United States of America, Plaintiff-appellee, v. Steven Robert Britenbach, Defendant-appellant, 958 F.2d 378 (9th Cir. 1992)Annotate this Case
Before BROWNING, POOLE and WIGGINS, Circuit Judges.
Steven Robert Britenbach, a former federal prisoner now on parole, appeals pro se the district court's denial of his 28 U.S.C. § 2255 motion to vacate his sentence. Britenbach, who pleaded guilty to aiding and abetting the importation of cocaine, contends that the district court did not establish a factual basis for his guilty plea as required by Fed. R. Crim. P. 11(f). We review de novo, United States v. Angelone, 894 F.2d 1129, 1130 (9th Cir. 1990), and we affirm.

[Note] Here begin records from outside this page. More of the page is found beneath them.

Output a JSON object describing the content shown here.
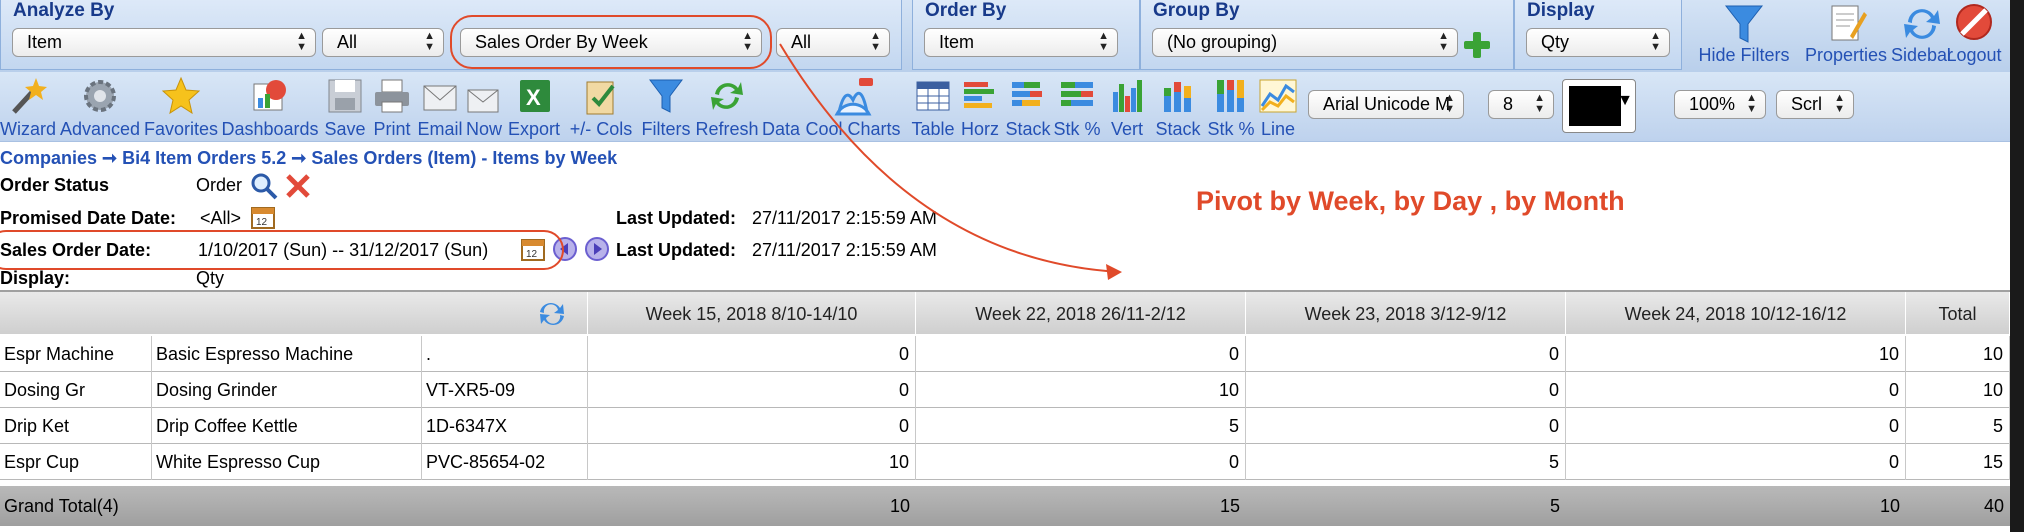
{
  "filters": {
    "analyze_by": {
      "title": "Analyze By",
      "field1": "Item",
      "field2": "All",
      "field3": "Sales Order By Week",
      "field4": "All"
    },
    "order_by": {
      "title": "Order By",
      "value": "Item"
    },
    "group_by": {
      "title": "Group By",
      "value": "(No grouping)"
    },
    "display": {
      "title": "Display",
      "value": "Qty"
    }
  },
  "header_buttons": [
    {
      "label": "Hide Filters"
    },
    {
      "label": "Properties"
    },
    {
      "label": "Sidebar"
    },
    {
      "label": "Logout"
    }
  ],
  "toolbar": {
    "items": [
      {
        "label": "Wizard"
      },
      {
        "label": "Advanced"
      },
      {
        "label": "Favorites"
      },
      {
        "label": "Dashboards"
      },
      {
        "label": "Save"
      },
      {
        "label": "Print"
      },
      {
        "label": "Email"
      },
      {
        "label": "Now"
      },
      {
        "label": "Export"
      },
      {
        "label": "+/- Cols"
      },
      {
        "label": "Filters"
      },
      {
        "label": "Refresh"
      },
      {
        "label": "Data"
      },
      {
        "label": "Cool Charts"
      },
      {
        "label": "Table"
      },
      {
        "label": "Horz"
      },
      {
        "label": "Stack"
      },
      {
        "label": "Stk %"
      },
      {
        "label": "Vert"
      },
      {
        "label": "Stack"
      },
      {
        "label": "Stk %"
      },
      {
        "label": "Line"
      }
    ],
    "font_family": "Arial Unicode M",
    "font_size": "8",
    "zoom": "100%",
    "scroll": "Scrl",
    "color": "#000000"
  },
  "breadcrumb": {
    "items": [
      "Companies",
      "Bi4 Item Orders 5.2",
      "Sales Orders (Item) - Items by Week"
    ],
    "separator": "➞"
  },
  "info": {
    "order_status_label": "Order Status",
    "order_status_value": "Order",
    "promised_label": "Promised Date Date:",
    "promised_value": "<All>",
    "last_updated_label": "Last Updated:",
    "last_updated_value1": "27/11/2017 2:15:59 AM",
    "sales_order_label": "Sales Order Date:",
    "sales_order_value": "1/10/2017 (Sun) -- 31/12/2017 (Sun)",
    "last_updated_value2": "27/11/2017 2:15:59 AM",
    "display_label": "Display:",
    "display_value": "Qty"
  },
  "annotation": "Pivot by Week, by Day , by Month",
  "table": {
    "headers": [
      "Week 15, 2018 8/10-14/10",
      "Week 22, 2018 26/11-2/12",
      "Week 23, 2018 3/12-9/12",
      "Week 24, 2018 10/12-16/12",
      "Total"
    ],
    "rows": [
      {
        "code": "Espr Machine",
        "name": "Basic Espresso Machine",
        "sku": ".",
        "w15": "0",
        "w22": "0",
        "w23": "0",
        "w24": "10",
        "total": "10"
      },
      {
        "code": "Dosing Gr",
        "name": "Dosing Grinder",
        "sku": "VT-XR5-09",
        "w15": "0",
        "w22": "10",
        "w23": "0",
        "w24": "0",
        "total": "10"
      },
      {
        "code": "Drip Ket",
        "name": "Drip Coffee Kettle",
        "sku": "1D-6347X",
        "w15": "0",
        "w22": "5",
        "w23": "0",
        "w24": "0",
        "total": "5"
      },
      {
        "code": "Espr Cup",
        "name": "White Espresso Cup",
        "sku": "PVC-85654-02",
        "w15": "10",
        "w22": "0",
        "w23": "5",
        "w24": "0",
        "total": "15"
      }
    ],
    "grand_total": {
      "label": "Grand Total(4)",
      "w15": "10",
      "w22": "15",
      "w23": "5",
      "w24": "10",
      "total": "40"
    }
  },
  "colors": {
    "accent": "#2451b5",
    "annotation": "#e04a2a",
    "title": "#183a8a"
  }
}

For a section 2255 movant to successfully challenge a guilty plea based on a violation of Rule 11, he must establish that the error resulted in a complete miscarriage of justice or a violation of due process. See United States v. Timmreck, 441 U.S. 780, 783-85 (1979); United States v. Grewal, 825 F.2d 220, 222 (9th Cir. 1987); see also Rodriguez v. Ricketts, 777 F.2d 527, 528 (9th Cir. 1985) (due process does not require a court to establish a factual basis for a guilty plea absent special circumstances, such as a defendant's specific protestation of innocence at a plea hearing). Britenbach has not established a due process violation in this case. The transcript of the plea hearing reveals that Britenbach admitted that he paid to have a courier bring cocaine into the United States and that he took delivery of the cocaine. There was a sufficient factual basis for his guilty plea, and the district properly denied the section 2255 motion.1
The panel unanimously finds this case suitable for decision without oral argument. Fed. R. App. P. 34(a); 9th Cir.R. 34-4
This disposition is not appropriate for publication and may not be cited to or by the courts of this circuit except as provided by 9th Cir.R. 36-3
Britenbach raised other issues in the district court that he does not raise on appeal. Accordingly, we do not consider them. See Wilcox v. Commissioner, 848 F.2d 1007, 1008 n. 2 (9th Cir. 1988)